iPhone can be used to capture the Desktop computer keystrokes.  Sounds interesting?A team of researchers at Georgia Tech demonstrated how to use the accelerometers of a smartphone to capture the Keystrokes of Desktop Computers by placing nearby.

Patrick Traynor, an assistant professor in Georgia Tech's School of Computer Science, admits that the technique is difficult to accomplish reliably but claims that the accelerometers built into modern smartphones can sense keyboard vibrations and decipher complete sentences with up to 80% accuracy.

"We first tried our experiments with an iPhone 3GS, and the results were difficult to read," said Traynor. "But then we tried an iPhone 4, which has an added gyroscope to clean up the accelerometer noise, and the results were much better. We believe that most smartphones made in the past two years are sophisticated enough to launch this attack."
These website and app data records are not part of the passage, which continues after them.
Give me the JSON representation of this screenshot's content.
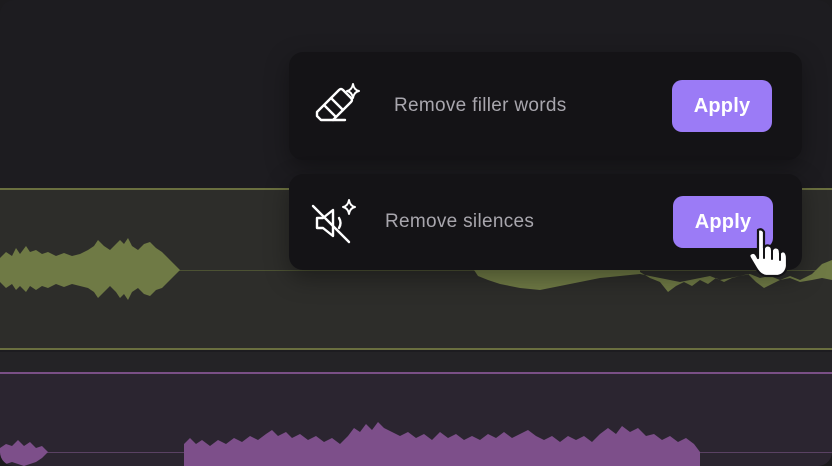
{
  "actions": [
    {
      "label": "Remove filler words",
      "button_label": "Apply",
      "icon": "eraser-sparkle-icon"
    },
    {
      "label": "Remove silences",
      "button_label": "Apply",
      "icon": "mute-sparkle-icon"
    }
  ],
  "colors": {
    "accent": "#9b7bf6",
    "card_bg": "#141316",
    "track_green": "#6f7a45",
    "track_purple": "#7d4f8a"
  },
  "cursor_icon": "hand-pointer-icon"
}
Researcher posted what displayed in iPhone:

Presently the spyware cannot determine the pressing of individual keys through the iPhone's accelerometer, but "pairs of keystrokes" instead. The software determines whether the keys are on the right or left hand side of a standard QWERTY keyboard, and then whether the pair of keys are close together or far apart.

With the characteristics of each pair of keystrokes collected, it compares the results against a dictionary - where each word has been assigned similar measurements.

For example, take the word "canoe," which when typed breaks down into four keystroke pairs: "C-A, A-N, N-O and O-E." Those pairs then translate into the detection system’s code as follows: Left-Left-Near, Left-Right-Far, Right-Right-Far and Right-Left-Far, or LLN-LRF-RRF-RLF. This code is then compared to the preloaded dictionary and yields "canoe" as the statistically probable typed word.

For understandable reasons, the technique is said to only work reliably on words which have three or more letters.

Text recovery

Henry Carter, one of the study's co-authors, explained the attack scenario that they envisaged could be used:

"The way we see this attack working is that you, the phone’s owner, would request or be asked to download an innocuous-looking application, which doesn’t ask you for the use of any suspicious phone sensors."

"Then the keyboard-detection malware is turned on, and the next time you place your phone next to the keyboard and start typing, it starts listening."